§ Work request: Search the listing for "this" and copy every line where it appears.
Segment Start: Dataset records
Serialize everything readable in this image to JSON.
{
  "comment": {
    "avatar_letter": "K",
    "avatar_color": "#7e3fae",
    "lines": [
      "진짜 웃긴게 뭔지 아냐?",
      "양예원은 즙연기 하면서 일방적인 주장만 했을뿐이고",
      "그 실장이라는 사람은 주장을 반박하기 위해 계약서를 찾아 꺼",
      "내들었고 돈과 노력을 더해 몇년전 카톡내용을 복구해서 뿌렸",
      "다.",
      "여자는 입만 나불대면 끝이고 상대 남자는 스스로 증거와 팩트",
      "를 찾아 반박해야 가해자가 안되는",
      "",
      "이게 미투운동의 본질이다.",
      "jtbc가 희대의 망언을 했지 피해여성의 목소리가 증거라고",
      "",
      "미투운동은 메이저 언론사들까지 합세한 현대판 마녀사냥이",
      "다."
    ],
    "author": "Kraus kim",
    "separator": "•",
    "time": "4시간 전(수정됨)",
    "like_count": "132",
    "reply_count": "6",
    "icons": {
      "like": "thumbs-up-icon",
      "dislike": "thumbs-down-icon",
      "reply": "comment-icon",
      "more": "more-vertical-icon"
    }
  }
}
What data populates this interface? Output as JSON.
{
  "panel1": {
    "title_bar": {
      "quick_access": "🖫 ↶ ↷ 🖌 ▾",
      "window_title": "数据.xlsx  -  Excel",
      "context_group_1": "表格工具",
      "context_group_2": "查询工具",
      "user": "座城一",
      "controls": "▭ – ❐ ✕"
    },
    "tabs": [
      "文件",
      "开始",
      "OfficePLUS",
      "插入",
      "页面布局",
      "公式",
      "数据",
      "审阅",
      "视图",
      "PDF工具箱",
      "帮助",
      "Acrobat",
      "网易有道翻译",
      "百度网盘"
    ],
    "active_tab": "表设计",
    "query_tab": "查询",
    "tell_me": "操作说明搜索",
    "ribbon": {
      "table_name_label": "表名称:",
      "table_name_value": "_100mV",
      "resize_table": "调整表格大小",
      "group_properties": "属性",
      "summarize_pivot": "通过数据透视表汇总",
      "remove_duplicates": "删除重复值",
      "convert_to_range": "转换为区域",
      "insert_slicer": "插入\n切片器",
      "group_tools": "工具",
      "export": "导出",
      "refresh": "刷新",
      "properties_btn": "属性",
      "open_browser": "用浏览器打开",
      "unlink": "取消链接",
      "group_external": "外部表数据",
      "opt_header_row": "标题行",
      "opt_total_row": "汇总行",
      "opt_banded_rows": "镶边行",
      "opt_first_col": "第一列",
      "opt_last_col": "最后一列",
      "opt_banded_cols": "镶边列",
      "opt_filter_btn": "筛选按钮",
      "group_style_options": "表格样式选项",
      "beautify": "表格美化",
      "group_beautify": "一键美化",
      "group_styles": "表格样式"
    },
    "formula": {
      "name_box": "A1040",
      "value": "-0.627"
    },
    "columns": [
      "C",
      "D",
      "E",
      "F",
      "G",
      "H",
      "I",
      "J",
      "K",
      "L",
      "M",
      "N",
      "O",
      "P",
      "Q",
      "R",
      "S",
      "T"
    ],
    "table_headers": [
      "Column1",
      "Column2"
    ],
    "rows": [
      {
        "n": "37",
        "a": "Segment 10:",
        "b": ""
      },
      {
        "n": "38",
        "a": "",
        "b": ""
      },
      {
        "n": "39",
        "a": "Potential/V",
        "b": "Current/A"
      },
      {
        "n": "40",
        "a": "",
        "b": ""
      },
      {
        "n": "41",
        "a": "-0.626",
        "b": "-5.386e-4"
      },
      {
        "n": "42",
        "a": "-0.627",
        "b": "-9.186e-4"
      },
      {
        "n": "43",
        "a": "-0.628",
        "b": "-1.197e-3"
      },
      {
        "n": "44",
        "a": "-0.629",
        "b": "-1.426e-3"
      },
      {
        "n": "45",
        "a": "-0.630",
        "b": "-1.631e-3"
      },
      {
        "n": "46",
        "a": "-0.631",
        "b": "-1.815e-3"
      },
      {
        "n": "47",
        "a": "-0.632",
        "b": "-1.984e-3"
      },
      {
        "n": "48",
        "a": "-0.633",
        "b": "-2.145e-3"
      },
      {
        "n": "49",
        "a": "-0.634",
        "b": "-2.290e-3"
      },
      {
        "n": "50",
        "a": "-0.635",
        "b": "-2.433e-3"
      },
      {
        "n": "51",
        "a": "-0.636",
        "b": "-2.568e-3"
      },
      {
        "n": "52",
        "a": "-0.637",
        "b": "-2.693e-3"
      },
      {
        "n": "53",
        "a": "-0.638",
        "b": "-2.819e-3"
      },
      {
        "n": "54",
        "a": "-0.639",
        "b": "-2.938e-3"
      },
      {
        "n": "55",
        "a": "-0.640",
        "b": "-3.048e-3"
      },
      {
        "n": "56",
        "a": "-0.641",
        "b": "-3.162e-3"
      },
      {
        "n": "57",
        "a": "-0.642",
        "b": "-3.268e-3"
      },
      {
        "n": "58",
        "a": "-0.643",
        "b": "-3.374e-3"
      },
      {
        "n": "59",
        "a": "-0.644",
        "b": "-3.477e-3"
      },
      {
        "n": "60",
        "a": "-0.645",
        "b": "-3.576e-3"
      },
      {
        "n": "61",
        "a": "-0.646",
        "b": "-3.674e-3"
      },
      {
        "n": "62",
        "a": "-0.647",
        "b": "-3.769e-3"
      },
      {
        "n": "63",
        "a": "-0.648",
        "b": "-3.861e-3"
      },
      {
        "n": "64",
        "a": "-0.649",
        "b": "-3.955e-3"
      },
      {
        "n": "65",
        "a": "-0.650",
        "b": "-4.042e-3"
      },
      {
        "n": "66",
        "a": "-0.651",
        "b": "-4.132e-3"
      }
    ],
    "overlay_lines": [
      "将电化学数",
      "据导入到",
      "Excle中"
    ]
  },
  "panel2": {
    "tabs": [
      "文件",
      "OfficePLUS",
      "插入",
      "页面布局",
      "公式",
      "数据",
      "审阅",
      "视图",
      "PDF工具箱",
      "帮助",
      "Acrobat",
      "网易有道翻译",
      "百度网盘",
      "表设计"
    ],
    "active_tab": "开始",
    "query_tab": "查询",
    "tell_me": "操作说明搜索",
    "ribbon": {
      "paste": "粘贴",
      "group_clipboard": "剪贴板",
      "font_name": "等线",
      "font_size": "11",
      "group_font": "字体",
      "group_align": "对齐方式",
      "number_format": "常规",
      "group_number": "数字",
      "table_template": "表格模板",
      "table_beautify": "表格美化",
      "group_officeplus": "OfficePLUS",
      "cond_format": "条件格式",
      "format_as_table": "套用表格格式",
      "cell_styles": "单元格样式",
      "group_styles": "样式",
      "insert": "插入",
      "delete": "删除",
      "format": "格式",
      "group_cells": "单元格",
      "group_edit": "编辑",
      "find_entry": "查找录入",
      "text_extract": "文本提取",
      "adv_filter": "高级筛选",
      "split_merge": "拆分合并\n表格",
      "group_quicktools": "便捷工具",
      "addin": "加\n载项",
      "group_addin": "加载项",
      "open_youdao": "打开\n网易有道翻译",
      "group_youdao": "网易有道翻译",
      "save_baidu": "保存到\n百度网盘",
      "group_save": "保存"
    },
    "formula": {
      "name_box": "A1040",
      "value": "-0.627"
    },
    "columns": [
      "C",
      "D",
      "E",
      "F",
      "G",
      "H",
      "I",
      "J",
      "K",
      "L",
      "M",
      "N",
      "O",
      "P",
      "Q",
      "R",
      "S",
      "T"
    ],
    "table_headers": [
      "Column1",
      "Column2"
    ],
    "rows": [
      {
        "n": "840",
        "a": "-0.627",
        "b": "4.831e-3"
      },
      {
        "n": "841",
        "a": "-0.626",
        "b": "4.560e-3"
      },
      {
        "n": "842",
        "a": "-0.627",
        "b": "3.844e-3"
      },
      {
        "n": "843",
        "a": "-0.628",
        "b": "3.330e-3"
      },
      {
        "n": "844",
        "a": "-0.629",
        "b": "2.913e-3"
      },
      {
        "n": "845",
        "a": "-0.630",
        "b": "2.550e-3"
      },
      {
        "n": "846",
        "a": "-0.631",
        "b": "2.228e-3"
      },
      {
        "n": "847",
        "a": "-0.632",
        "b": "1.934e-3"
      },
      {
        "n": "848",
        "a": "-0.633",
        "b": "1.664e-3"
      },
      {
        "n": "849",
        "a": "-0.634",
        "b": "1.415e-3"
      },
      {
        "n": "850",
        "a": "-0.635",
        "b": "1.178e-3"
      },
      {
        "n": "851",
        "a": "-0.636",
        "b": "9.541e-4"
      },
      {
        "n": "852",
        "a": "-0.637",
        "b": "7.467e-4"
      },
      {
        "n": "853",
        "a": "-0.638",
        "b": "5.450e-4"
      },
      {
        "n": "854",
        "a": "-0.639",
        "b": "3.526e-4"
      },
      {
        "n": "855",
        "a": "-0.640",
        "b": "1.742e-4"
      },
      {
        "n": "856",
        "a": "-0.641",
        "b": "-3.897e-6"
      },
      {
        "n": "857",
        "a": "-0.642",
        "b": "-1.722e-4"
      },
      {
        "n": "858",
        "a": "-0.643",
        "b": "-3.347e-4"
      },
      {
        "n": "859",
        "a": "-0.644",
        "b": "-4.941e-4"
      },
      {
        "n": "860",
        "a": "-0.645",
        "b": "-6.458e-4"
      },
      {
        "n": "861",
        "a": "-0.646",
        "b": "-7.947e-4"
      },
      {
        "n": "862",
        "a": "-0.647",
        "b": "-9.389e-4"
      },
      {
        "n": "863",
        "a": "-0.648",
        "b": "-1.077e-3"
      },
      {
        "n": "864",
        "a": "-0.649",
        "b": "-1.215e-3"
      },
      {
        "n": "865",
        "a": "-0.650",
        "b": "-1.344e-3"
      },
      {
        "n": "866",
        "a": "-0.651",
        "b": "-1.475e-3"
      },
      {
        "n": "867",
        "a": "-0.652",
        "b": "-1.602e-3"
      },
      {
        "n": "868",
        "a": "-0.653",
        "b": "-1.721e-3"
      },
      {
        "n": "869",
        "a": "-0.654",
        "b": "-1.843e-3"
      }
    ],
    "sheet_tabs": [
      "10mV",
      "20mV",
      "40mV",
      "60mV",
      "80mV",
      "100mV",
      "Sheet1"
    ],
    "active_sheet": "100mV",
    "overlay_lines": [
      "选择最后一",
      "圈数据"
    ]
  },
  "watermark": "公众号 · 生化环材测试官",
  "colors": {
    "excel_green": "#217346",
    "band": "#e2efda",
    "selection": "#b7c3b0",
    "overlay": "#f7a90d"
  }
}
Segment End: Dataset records
§ Exercise answer:
Serialize everything readable in this image to JSON.
What data populates this interface? Output as JSON.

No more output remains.